Organophosphorous chemical weapons, such as sarin and soman, interfere with signals between nerve cells, and have recently been used to deadly effect in places such as Syria. Researchers are therefore trying to develop techniques that detect these chemical weapons in the environment, and destroy them.
Mike Ward and his group at the University of Sheffield in the UK may have found a way, using self-assembled supramolecular cages—large, hollow molecular structures that can act as a host to smaller molecules. Such structures have been around for a while, but the ones made by Ward are exciting because they can bind alkyl phosphonates within them. Alkyl phosphonates have the same basic size and shape as the chemical weapons in question, but lack the reactive leaving group that makes them so dangerous so researchers often use them as chemical weapon simulants in the lab.
The host cages have a cobalt or cadmium dication at each vertex and a bis(pyrazolyl-pyridine) ligand along each edge. In water, the hydrophobic effect drives interactions between the cage and alkyl phosphonates. ‘The interior surface is lined with CH groups from the ligands, which is an archetypal hydrophobic surface—oil and water don’t mix for the same reason,’ explains Ward. ‘It thus acts as a haven for molecules that are not happy in water. For the guests, their alkyl chains provide the hydrophobic contribution to binding. We can see this because, as the size of the alkyl groups increases, binding gets stronger—even though the phosphonate bit stays the same in every case.’ It is energetically favourable for this hydrophobic guest to enter the hydrophobic cavity because each guest displaces two bound water molecules, allowing them to form hydrogen bonds with each other, and increasing the total entropy by being free to move around.

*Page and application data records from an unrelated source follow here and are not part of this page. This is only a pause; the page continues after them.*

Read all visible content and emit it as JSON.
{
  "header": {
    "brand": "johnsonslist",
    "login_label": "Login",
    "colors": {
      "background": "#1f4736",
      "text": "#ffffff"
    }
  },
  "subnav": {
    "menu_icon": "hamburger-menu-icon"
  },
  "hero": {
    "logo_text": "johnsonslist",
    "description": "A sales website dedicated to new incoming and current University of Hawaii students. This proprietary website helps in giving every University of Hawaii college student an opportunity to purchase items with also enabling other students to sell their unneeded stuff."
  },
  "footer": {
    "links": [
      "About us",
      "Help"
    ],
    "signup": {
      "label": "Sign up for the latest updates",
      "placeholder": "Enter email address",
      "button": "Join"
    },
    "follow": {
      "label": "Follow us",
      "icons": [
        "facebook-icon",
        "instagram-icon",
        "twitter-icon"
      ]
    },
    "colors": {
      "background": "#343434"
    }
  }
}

The cage is also luminescent, but dims when an alkyl phosphonate enters. ‘This approach is very elegant as it combines sequestration with a fluorescent response—locking up the chemical warfare agent simulant within a coordination cage and signalling its presence,’ comments supramolecular chemist Philip Gale, from the University of Southampton, UK. ‘Chemical weapons can be destroyed by chemicals such as powerful oxidants in bulk situations but highly selective analysis and detection systems are very much needed, particularly security-sensitive locations,’ adds inorganic chemist Jonathan Steed from Durham University, UK.
The group now hopes to show that their cages can catalyse the decomposition of chemical weapons simulants to harmless small molecules, which could prove a promising method of disposing of chemical weapons in the future.